#### DATASET ENTRIES
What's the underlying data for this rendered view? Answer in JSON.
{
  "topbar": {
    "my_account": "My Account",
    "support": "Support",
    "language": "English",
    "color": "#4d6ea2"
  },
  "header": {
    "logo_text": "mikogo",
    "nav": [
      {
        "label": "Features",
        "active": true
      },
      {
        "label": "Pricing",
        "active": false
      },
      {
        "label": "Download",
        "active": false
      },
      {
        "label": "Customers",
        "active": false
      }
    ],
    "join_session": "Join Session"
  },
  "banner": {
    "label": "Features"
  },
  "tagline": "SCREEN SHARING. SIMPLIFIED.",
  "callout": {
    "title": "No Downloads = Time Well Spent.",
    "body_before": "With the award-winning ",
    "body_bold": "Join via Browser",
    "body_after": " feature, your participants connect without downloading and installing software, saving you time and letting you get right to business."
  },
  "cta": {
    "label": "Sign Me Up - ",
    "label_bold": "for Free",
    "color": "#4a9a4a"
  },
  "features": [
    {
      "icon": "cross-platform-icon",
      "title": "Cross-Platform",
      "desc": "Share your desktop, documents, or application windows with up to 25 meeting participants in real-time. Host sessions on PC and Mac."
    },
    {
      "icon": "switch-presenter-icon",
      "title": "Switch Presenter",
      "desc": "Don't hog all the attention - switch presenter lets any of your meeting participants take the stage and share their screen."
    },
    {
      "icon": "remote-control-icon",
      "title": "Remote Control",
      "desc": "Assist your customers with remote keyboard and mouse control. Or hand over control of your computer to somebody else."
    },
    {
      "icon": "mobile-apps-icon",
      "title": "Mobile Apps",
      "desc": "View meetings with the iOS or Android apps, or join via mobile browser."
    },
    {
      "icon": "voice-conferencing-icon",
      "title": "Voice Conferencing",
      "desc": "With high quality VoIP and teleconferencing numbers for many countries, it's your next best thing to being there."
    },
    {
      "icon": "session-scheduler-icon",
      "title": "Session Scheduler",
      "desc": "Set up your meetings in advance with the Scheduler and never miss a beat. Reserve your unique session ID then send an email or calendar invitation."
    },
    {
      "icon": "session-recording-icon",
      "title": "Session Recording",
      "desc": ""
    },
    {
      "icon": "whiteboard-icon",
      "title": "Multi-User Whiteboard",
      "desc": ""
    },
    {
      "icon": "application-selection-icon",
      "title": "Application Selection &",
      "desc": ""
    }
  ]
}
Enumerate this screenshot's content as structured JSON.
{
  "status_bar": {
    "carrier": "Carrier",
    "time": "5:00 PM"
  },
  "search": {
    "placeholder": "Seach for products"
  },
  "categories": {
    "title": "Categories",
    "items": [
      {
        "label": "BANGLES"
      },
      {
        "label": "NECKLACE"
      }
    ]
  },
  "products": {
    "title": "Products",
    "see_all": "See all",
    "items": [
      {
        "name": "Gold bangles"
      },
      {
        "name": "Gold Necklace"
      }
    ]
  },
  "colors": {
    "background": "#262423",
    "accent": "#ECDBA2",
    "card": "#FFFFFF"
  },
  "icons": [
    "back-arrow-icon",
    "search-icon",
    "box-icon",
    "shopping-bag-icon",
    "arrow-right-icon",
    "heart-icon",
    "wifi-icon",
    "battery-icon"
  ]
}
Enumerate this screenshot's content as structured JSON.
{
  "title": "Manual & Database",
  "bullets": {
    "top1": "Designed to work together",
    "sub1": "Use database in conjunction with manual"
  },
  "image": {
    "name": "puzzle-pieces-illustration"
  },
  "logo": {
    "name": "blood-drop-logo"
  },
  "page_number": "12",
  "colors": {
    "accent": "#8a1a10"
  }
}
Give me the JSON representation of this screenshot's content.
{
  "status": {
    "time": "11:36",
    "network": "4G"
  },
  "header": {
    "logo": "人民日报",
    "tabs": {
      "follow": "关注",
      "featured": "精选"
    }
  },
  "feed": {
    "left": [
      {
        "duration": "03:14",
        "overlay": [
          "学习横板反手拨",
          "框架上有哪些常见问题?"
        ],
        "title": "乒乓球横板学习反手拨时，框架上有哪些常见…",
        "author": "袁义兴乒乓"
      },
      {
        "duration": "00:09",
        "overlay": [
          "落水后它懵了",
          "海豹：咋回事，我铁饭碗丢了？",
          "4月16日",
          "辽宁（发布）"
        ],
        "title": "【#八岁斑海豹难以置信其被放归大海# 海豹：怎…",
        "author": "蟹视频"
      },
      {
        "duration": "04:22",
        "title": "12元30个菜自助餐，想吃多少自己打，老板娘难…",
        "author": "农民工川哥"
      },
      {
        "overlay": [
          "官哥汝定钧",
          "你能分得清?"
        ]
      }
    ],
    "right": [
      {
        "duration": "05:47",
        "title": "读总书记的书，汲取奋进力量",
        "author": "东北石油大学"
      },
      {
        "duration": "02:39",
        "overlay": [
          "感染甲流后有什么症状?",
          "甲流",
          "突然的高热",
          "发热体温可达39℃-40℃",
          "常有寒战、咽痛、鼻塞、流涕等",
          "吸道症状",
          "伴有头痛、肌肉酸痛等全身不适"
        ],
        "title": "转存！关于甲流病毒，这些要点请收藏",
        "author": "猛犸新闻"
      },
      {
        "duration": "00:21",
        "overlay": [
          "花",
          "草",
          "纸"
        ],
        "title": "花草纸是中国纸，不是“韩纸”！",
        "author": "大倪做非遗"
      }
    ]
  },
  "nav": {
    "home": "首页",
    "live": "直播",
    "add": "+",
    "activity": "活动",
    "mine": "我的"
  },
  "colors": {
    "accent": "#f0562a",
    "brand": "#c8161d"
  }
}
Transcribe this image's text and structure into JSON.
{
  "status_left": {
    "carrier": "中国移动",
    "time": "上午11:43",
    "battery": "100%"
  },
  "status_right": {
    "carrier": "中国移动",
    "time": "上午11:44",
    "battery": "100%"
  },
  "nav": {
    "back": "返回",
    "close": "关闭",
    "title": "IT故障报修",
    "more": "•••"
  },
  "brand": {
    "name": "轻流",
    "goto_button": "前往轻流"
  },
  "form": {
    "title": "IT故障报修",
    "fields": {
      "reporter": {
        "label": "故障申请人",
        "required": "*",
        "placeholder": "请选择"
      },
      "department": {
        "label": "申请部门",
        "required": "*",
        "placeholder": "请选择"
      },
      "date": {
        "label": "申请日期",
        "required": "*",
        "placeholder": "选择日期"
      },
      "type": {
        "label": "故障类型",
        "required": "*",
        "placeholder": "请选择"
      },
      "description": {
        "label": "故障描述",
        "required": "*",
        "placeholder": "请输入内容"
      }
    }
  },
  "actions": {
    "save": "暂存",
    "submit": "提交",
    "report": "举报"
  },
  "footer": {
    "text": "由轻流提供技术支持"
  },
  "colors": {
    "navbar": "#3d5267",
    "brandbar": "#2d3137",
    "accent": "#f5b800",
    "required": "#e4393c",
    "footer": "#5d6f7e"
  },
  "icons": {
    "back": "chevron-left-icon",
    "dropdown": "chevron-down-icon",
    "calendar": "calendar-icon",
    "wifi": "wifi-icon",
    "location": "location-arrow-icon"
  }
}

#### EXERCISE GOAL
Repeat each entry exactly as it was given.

#### OUTPUT OF THE EXERCISE
What's the underlying data for this rendered view? Answer in JSON.
{
  "topbar": {
    "my_account": "My Account",
    "support": "Support",
    "language": "English",
    "color": "#4d6ea2"
  },
  "header": {
    "logo_text": "mikogo",
    "nav": [
      {
        "label": "Features",
        "active": true
      },
      {
        "label": "Pricing",
        "active": false
      },
      {
        "label": "Download",
        "active": false
      },
      {
        "label": "Customers",
        "active": false
      }
    ],
    "join_session": "Join Session"
  },
  "banner": {
    "label": "Features"
  },
  "tagline": "SCREEN SHARING. SIMPLIFIED.",
  "callout": {
    "title": "No Downloads = Time Well Spent.",
    "body_before": "With the award-winning ",
    "body_bold": "Join via Browser",
    "body_after": " feature, your participants connect without downloading and installing software, saving you time and letting you get right to business."
  },
  "cta": {
    "label": "Sign Me Up - ",
    "label_bold": "for Free",
    "color": "#4a9a4a"
  },
  "features": [
    {
      "icon": "cross-platform-icon",
      "title": "Cross-Platform",
      "desc": "Share your desktop, documents, or application windows with up to 25 meeting participants in real-time. Host sessions on PC and Mac."
    },
    {
      "icon": "switch-presenter-icon",
      "title": "Switch Presenter",
      "desc": "Don't hog all the attention - switch presenter lets any of your meeting participants take the stage and share their screen."
    },
    {
      "icon": "remote-control-icon",
      "title": "Remote Control",
      "desc": "Assist your customers with remote keyboard and mouse control. Or hand over control of your computer to somebody else."
    },
    {
      "icon": "mobile-apps-icon",
      "title": "Mobile Apps",
      "desc": "View meetings with the iOS or Android apps, or join via mobile browser."
    },
    {
      "icon": "voice-conferencing-icon",
      "title": "Voice Conferencing",
      "desc": "With high quality VoIP and teleconferencing numbers for many countries, it's your next best thing to being there."
    },
    {
      "icon": "session-scheduler-icon",
      "title": "Session Scheduler",
      "desc": "Set up your meetings in advance with the Scheduler and never miss a beat. Reserve your unique session ID then send an email or calendar invitation."
    },
    {
      "icon": "session-recording-icon",
      "title": "Session Recording",
      "desc": ""
    },
    {
      "icon": "whiteboard-icon",
      "title": "Multi-User Whiteboard",
      "desc": ""
    },
    {
      "icon": "application-selection-icon",
      "title": "Application Selection &",
      "desc": ""
    }
  ]
}
Enumerate this screenshot's content as structured JSON.
{
  "status_bar": {
    "carrier": "Carrier",
    "time": "5:00 PM"
  },
  "search": {
    "placeholder": "Seach for products"
  },
  "categories": {
    "title": "Categories",
    "items": [
      {
        "label": "BANGLES"
      },
      {
        "label": "NECKLACE"
      }
    ]
  },
  "products": {
    "title": "Products",
    "see_all": "See all",
    "items": [
      {
        "name": "Gold bangles"
      },
      {
        "name": "Gold Necklace"
      }
    ]
  },
  "colors": {
    "background": "#262423",
    "accent": "#ECDBA2",
    "card": "#FFFFFF"
  },
  "icons": [
    "back-arrow-icon",
    "search-icon",
    "box-icon",
    "shopping-bag-icon",
    "arrow-right-icon",
    "heart-icon",
    "wifi-icon",
    "battery-icon"
  ]
}
Enumerate this screenshot's content as structured JSON.
{
  "title": "Manual & Database",
  "bullets": {
    "top1": "Designed to work together",
    "sub1": "Use database in conjunction with manual"
  },
  "image": {
    "name": "puzzle-pieces-illustration"
  },
  "logo": {
    "name": "blood-drop-logo"
  },
  "page_number": "12",
  "colors": {
    "accent": "#8a1a10"
  }
}
Give me the JSON representation of this screenshot's content.
{
  "status": {
    "time": "11:36",
    "network": "4G"
  },
  "header": {
    "logo": "人民日报",
    "tabs": {
      "follow": "关注",
      "featured": "精选"
    }
  },
  "feed": {
    "left": [
      {
        "duration": "03:14",
        "overlay": [
          "学习横板反手拨",
          "框架上有哪些常见问题?"
        ],
        "title": "乒乓球横板学习反手拨时，框架上有哪些常见…",
        "author": "袁义兴乒乓"
      },
      {
        "duration": "00:09",
        "overlay": [
          "落水后它懵了",
          "海豹：咋回事，我铁饭碗丢了？",
          "4月16日",
          "辽宁（发布）"
        ],
        "title": "【#八岁斑海豹难以置信其被放归大海# 海豹：怎…",
        "author": "蟹视频"
      },
      {
        "duration": "04:22",
        "title": "12元30个菜自助餐，想吃多少自己打，老板娘难…",
        "author": "农民工川哥"
      },
      {
        "overlay": [
          "官哥汝定钧",
          "你能分得清?"
        ]
      }
    ],
    "right": [
      {
        "duration": "05:47",
        "title": "读总书记的书，汲取奋进力量",
        "author": "东北石油大学"
      },
      {
        "duration": "02:39",
        "overlay": [
          "感染甲流后有什么症状?",
          "甲流",
          "突然的高热",
          "发热体温可达39℃-40℃",
          "常有寒战、咽痛、鼻塞、流涕等",
          "吸道症状",
          "伴有头痛、肌肉酸痛等全身不适"
        ],
        "title": "转存！关于甲流病毒，这些要点请收藏",
        "author": "猛犸新闻"
      },
      {
        "duration": "00:21",
        "overlay": [
          "花",
          "草",
          "纸"
        ],
        "title": "花草纸是中国纸，不是“韩纸”！",
        "author": "大倪做非遗"
      }
    ]
  },
  "nav": {
    "home": "首页",
    "live": "直播",
    "add": "+",
    "activity": "活动",
    "mine": "我的"
  },
  "colors": {
    "accent": "#f0562a",
    "brand": "#c8161d"
  }
}
Transcribe this image's text and structure into JSON.
{
  "status_left": {
    "carrier": "中国移动",
    "time": "上午11:43",
    "battery": "100%"
  },
  "status_right": {
    "carrier": "中国移动",
    "time": "上午11:44",
    "battery": "100%"
  },
  "nav": {
    "back": "返回",
    "close": "关闭",
    "title": "IT故障报修",
    "more": "•••"
  },
  "brand": {
    "name": "轻流",
    "goto_button": "前往轻流"
  },
  "form": {
    "title": "IT故障报修",
    "fields": {
      "reporter": {
        "label": "故障申请人",
        "required": "*",
        "placeholder": "请选择"
      },
      "department": {
        "label": "申请部门",
        "required": "*",
        "placeholder": "请选择"
      },
      "date": {
        "label": "申请日期",
        "required": "*",
        "placeholder": "选择日期"
      },
      "type": {
        "label": "故障类型",
        "required": "*",
        "placeholder": "请选择"
      },
      "description": {
        "label": "故障描述",
        "required": "*",
        "placeholder": "请输入内容"
      }
    }
  },
  "actions": {
    "save": "暂存",
    "submit": "提交",
    "report": "举报"
  },
  "footer": {
    "text": "由轻流提供技术支持"
  },
  "colors": {
    "navbar": "#3d5267",
    "brandbar": "#2d3137",
    "accent": "#f5b800",
    "required": "#e4393c",
    "footer": "#5d6f7e"
  },
  "icons": {
    "back": "chevron-left-icon",
    "dropdown": "chevron-down-icon",
    "calendar": "calendar-icon",
    "wifi": "wifi-icon",
    "location": "location-arrow-icon"
  }
}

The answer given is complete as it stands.